→ **PROBLEM TO WORK ON**
Say how many lines below contain the word "LuxAlgo". The number is the entire reply.

□ □ □ □ □

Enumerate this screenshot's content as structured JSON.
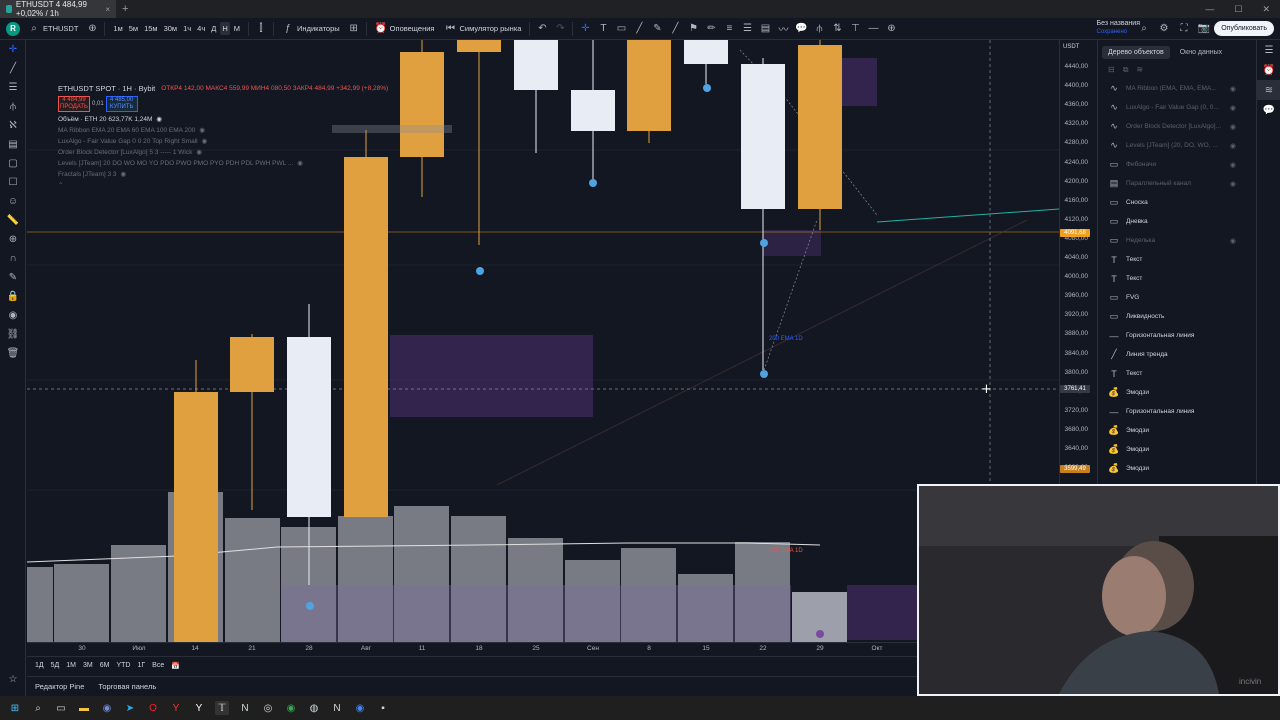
{
  "browser": {
    "tab_title": "ETHUSDT 4 484,99 +0,02% / 1h",
    "new_tab": "+"
  },
  "toolbar": {
    "symbol": "ETHUSDT",
    "intervals": [
      "1м",
      "5м",
      "15м",
      "30м",
      "1ч",
      "4ч",
      "Д",
      "Н",
      "М"
    ],
    "active_interval": "Н",
    "indicators_label": "Индикаторы",
    "alerts_label": "Оповещения",
    "replay_label": "Симулятор рынка",
    "layout_name": "Без названия",
    "layout_sub": "Сохранено",
    "publish_label": "Опубликовать"
  },
  "legend": {
    "title": "ETHUSDT SPOT · 1H · Bybit",
    "ohlc": "ОТКР4 142,00 МАКС4 559,99 МИН4 080,50 ЗАКР4 484,99 +342,99 (+8,28%)",
    "sell_price": "4 484,99",
    "sell_label": "ПРОДАТЬ",
    "spread": "0,01",
    "buy_price": "4 485,00",
    "buy_label": "КУПИТЬ",
    "volume": "Объём · ETH 20  623,77K  1,24M",
    "indicators": [
      "MA Ribbon EMA 20 EMA 60 EMA 100 EMA 200",
      "LuxAlgo - Fair Value Gap 0 0 20 Top Right Small",
      "Order Block Detector [LuxAlgo] 5 3 ----- 1 Wick",
      "Levels [JTeam] 20 DO WO MO YO PDO PWO PMO PYO PDH PDL PWH PWL ...",
      "Fractals [JTeam] 3 3"
    ]
  },
  "price_scale": {
    "currency": "USDT",
    "ticks": [
      "4440,00",
      "4400,00",
      "4360,00",
      "4320,00",
      "4280,00",
      "4240,00",
      "4200,00",
      "4160,00",
      "4120,00",
      "4080,00",
      "4040,00",
      "4000,00",
      "3960,00",
      "3920,00",
      "3880,00",
      "3840,00",
      "3800,00",
      "3760,00",
      "3720,00",
      "3680,00",
      "3640,00",
      "3600,00"
    ],
    "orange_tag_top": "4091,68",
    "crosshair_tag": "3761,41",
    "orange_tag_bottom": "3599,49"
  },
  "time_axis": {
    "labels": [
      "30",
      "Июл",
      "14",
      "21",
      "28",
      "Авг",
      "11",
      "18",
      "25",
      "Сен",
      "8",
      "15",
      "22",
      "29",
      "Окт"
    ]
  },
  "chart_labels": {
    "ema_label": "200 EMA 1D",
    "ema_label_2": "200 EMA 1D"
  },
  "bottom_range": [
    "1Д",
    "5Д",
    "1М",
    "3М",
    "6М",
    "YTD",
    "1Г",
    "Все"
  ],
  "bottom_panels": {
    "pine_editor": "Редактор Pine",
    "trading_panel": "Торговая панель"
  },
  "object_tree": {
    "tab_tree": "Дерево объектов",
    "tab_data": "Окно данных",
    "rows": [
      {
        "label": "MA Ribbon (EMA, EMA, EMA...",
        "icon": "indicator-icon",
        "dim": true
      },
      {
        "label": "LuxAlgo - Fair Value Gap (0, 0...",
        "icon": "indicator-icon",
        "dim": true
      },
      {
        "label": "Order Block Detector [LuxAlgo]...",
        "icon": "indicator-icon",
        "dim": true
      },
      {
        "label": "Levels [JTeam] (20, DO, WO, ...",
        "icon": "indicator-icon",
        "dim": true
      },
      {
        "label": "Фибоначи",
        "icon": "folder-icon",
        "dim": true
      },
      {
        "label": "Параллельный канал",
        "icon": "channel-icon",
        "dim": true
      },
      {
        "label": "Сноска",
        "icon": "callout-icon",
        "dim": false
      },
      {
        "label": "Дневка",
        "icon": "folder-icon",
        "dim": false
      },
      {
        "label": "Неделька",
        "icon": "folder-icon",
        "dim": true
      },
      {
        "label": "Текст",
        "icon": "text-icon",
        "dim": false
      },
      {
        "label": "Текст",
        "icon": "text-icon",
        "dim": false
      },
      {
        "label": "FVG",
        "icon": "folder-icon",
        "dim": false
      },
      {
        "label": "Ликвидность",
        "icon": "folder-icon",
        "dim": false
      },
      {
        "label": "Горизонтальная линия",
        "icon": "hline-icon",
        "dim": false
      },
      {
        "label": "Линия тренда",
        "icon": "trendline-icon",
        "dim": false
      },
      {
        "label": "Текст",
        "icon": "text-icon",
        "dim": false
      },
      {
        "label": "Эмодзи",
        "icon": "moneybag-icon",
        "dim": false
      },
      {
        "label": "Горизонтальная линия",
        "icon": "hline-icon",
        "dim": false
      },
      {
        "label": "Эмодзи",
        "icon": "moneybag-icon",
        "dim": false
      },
      {
        "label": "Эмодзи",
        "icon": "moneybag-icon",
        "dim": false
      },
      {
        "label": "Эмодзи",
        "icon": "moneybag-icon",
        "dim": false
      }
    ]
  },
  "webcam": {
    "watermark": "incivin"
  },
  "colors": {
    "bg": "#131722",
    "bull_candle": "#e8ecf5",
    "bear_candle": "#e0a040",
    "fvg": "#3d2a5c",
    "fractal": "#4fa3e0",
    "trendline": "#22b2a9",
    "orange_tag": "#f0a020"
  }
}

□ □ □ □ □

→ **OUTPUT OF THE EXERCISE**
4